By Megan Bertrand
Parent conferences should be a time where school leaders and parents work together to support student learning by creating a space where meaningful, child-specific conversations take place.
When students are at school, they have many unique behavioral interactions with other students, teachers, school leaders, coaches, support staff, etc. Kickboard allows school leaders to assign positive, negative or neutral values to different types of behaviors and provides a digital space for staff to record and document these interactions in order to learn from and analyze them later.
The information collected by teachers in Kickboard indicates how students are doing in each class and throughout the day. This individual student data can be a powerful tool for school leaders when meeting with parents.
During parent conferences, school leaders and teachers can reference multiple Kickboard reports, which give parents an easily-accessible view of the behavior patterns of their child. Together, school leaders and parents can use data recorded by the teachers to identify specific classes, teachers, or time frames where a child may be displaying a certain behavior, as well as celebrate positive behavior choices a student is making.
Using the data during a conference allows the conversation to be student-focused and action-driven. After the conference has concluded parents and school leaders should continue to monitor the student’s behavior on Kickboard and celebrate or address changes in behavior.
Here are some best practices for using Kickboard when meeting with parents.
1. Do your background research
Before meeting with a parent, print the student's behavior report from Kickboard and highlight specific areas that should be celebrated or addressed during the meeting. Kickboard has multiple report options where you can show visuals of behavior patterns or print a detailed behavior log with teacher comments. Print an extra copy for the parent so they can follow along during your conversation and take it home.
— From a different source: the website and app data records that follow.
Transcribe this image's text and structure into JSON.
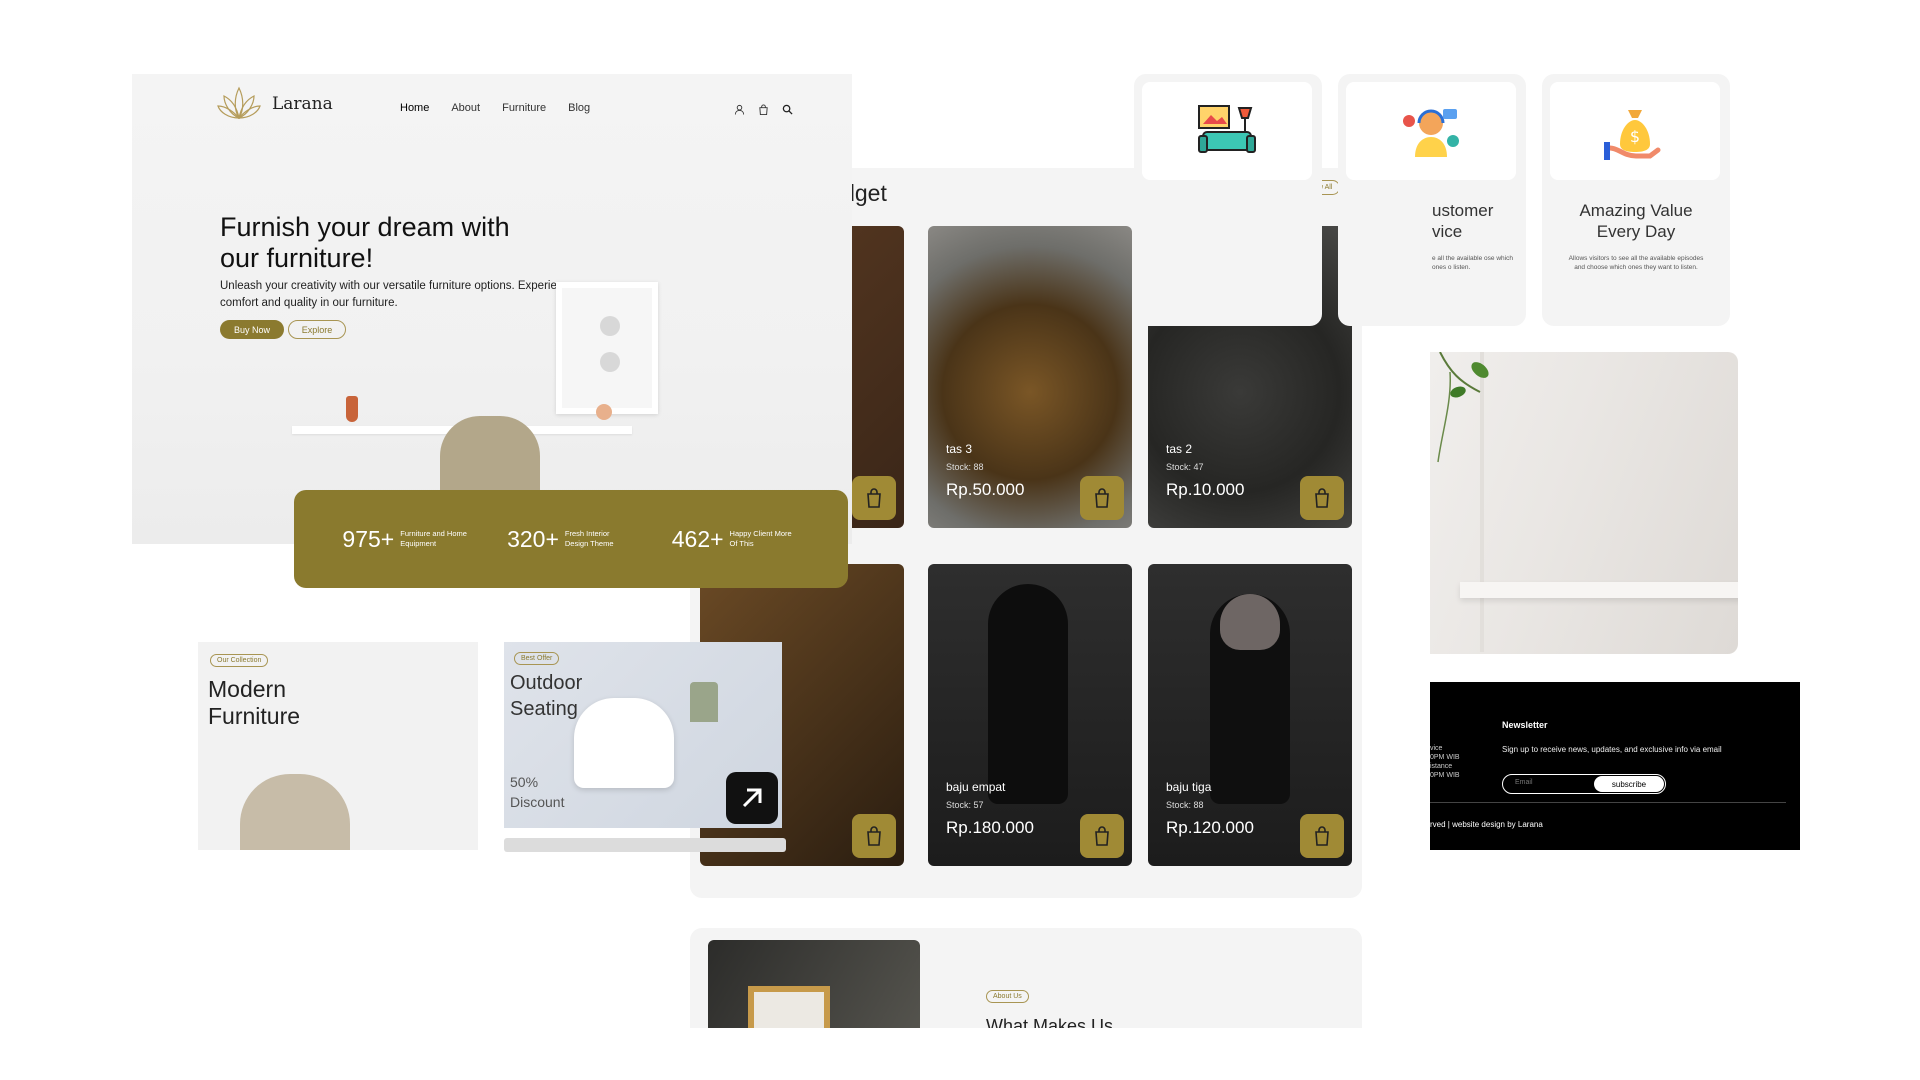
{
  "hero": {
    "brand": "Larana",
    "nav": [
      "Home",
      "About",
      "Furniture",
      "Blog"
    ],
    "title": "Furnish your dream with our furniture!",
    "subtitle": "Unleash your creativity with our versatile furniture options. Experience comfort and quality in our furniture.",
    "buy_label": "Buy Now",
    "explore_label": "Explore",
    "icons": [
      "user-icon",
      "bag-icon",
      "search-icon"
    ]
  },
  "stats": [
    {
      "value": "975+",
      "label": "Furniture and Home Equipment"
    },
    {
      "value": "320+",
      "label": "Fresh Interior Design Theme"
    },
    {
      "value": "462+",
      "label": "Happy Client More Of This"
    }
  ],
  "collection": {
    "pill": "Our Collection",
    "title": "Modern Furniture"
  },
  "outdoor": {
    "pill": "Best Offer",
    "title": "Outdoor Seating",
    "discount": "50% Discount"
  },
  "products": {
    "title": "gn for Any Budget",
    "view_all": "View All",
    "items": [
      {
        "name": "tas 3",
        "stock": "Stock: 88",
        "price": "Rp.50.000"
      },
      {
        "name": "tas 2",
        "stock": "Stock: 47",
        "price": "Rp.10.000"
      },
      {
        "name": "baju empat",
        "stock": "Stock: 57",
        "price": "Rp.180.000"
      },
      {
        "name": "baju tiga",
        "stock": "Stock: 88",
        "price": "Rp.120.000"
      }
    ]
  },
  "features": [
    {
      "title": "",
      "desc": "",
      "icon": "sofa-icon"
    },
    {
      "title": "ustomer vice",
      "desc": "e all the available ose which ones o listen.",
      "icon": "support-icon"
    },
    {
      "title": "Amazing Value Every Day",
      "desc": "Allows visitors to see all the available episodes and choose which ones they want to listen.",
      "icon": "money-bag-icon"
    }
  ],
  "footer": {
    "newsletter_title": "Newsletter",
    "newsletter_text": "Sign up to receive news, updates, and exclusive info via email",
    "email_placeholder": "Email",
    "subscribe_label": "subscribe",
    "links": [
      "vice",
      "0PM WIB",
      "istance",
      "0PM WIB"
    ],
    "copyright": "rved | website design by Larana"
  },
  "about": {
    "pill": "About Us",
    "title": "What Makes Us"
  },
  "colors": {
    "accent": "#8a7a2e",
    "accent_light": "#a08a35",
    "dark": "#000000"
  }
}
Prior to your meeting, review the data to identify positive pieces to celebrate, and areas for growth where the child’s behavior could improve. In addition, print the student's Family Portal Access Code so that you can review with the parent how to communicate and follow-up after your initial meeting.
Kickboard’s analysis tools are also a great place to gather student-specific information for a conference. Analyze the student’s positivity ratio to show how staff are interacting with the child, or pull up a table of interactions to see which specific behaviors are tracked the most often for the student.
2. Start with a positive
From the interactions table on Answers, choose something positive to share about the child. This can either be a behavior pattern, or specific teacher comments. You can also explain the currency system or SEL curriculum that your school uses so the parent can understand the numeric representation to the specific interaction being recorded. Emphasize the importance of recognizing and rewarding positive behaviors both at home and at school.
3. Review the corrective data
The data located in Kickboard allows schools to easily identify trends and further determine areas for improvement. For example, once you review both the individual child and classroom teacher’s data, you may notice that a child is frequently recorded as being off task during math instruction, which can be a topic of discussion and action planning with the parent during the conference. This data gives the school leader context to build from when discussing not only the parent concerns but possible solutions that could be implemented on an individual level.
4. Determine next steps
Together, determine a plan that addresses the specific behavior pattern and focuses on actionable outcomes for the student. Discuss how the teacher will use Kickboard as a way to communicate classroom interactions so parents can have specific look-fors which will foster a team-based approach and allow for positive reinforcement both in school and at home. It’s best to choose one specific behavior to focus on correcting, and not pile on multiple issues in one conference.
5. Provide the tools for success
Using their student-specific Family Portal Access Code, help the parent login and teach them how to see behavior information on their child’s account. The student can access their information with a separate login, so that all parties are aware of the behavior progress and student actions taking place at school.
6. Communicate and follow up
If the conference is led by an administrator and the teacher is not present, the school leader can use Kickboard to communicate the actions discussed with the family back to the teacher. Create a behavior button on Kickboard titled “Parent Conference With School Leader” where the school leader can document when they have met with a parent and include notes as to what was discussed, as well as the action plan and follow-up process. This way communication is consistent, and the teacher is informed about meeting topics and how they can support that child in the classroom.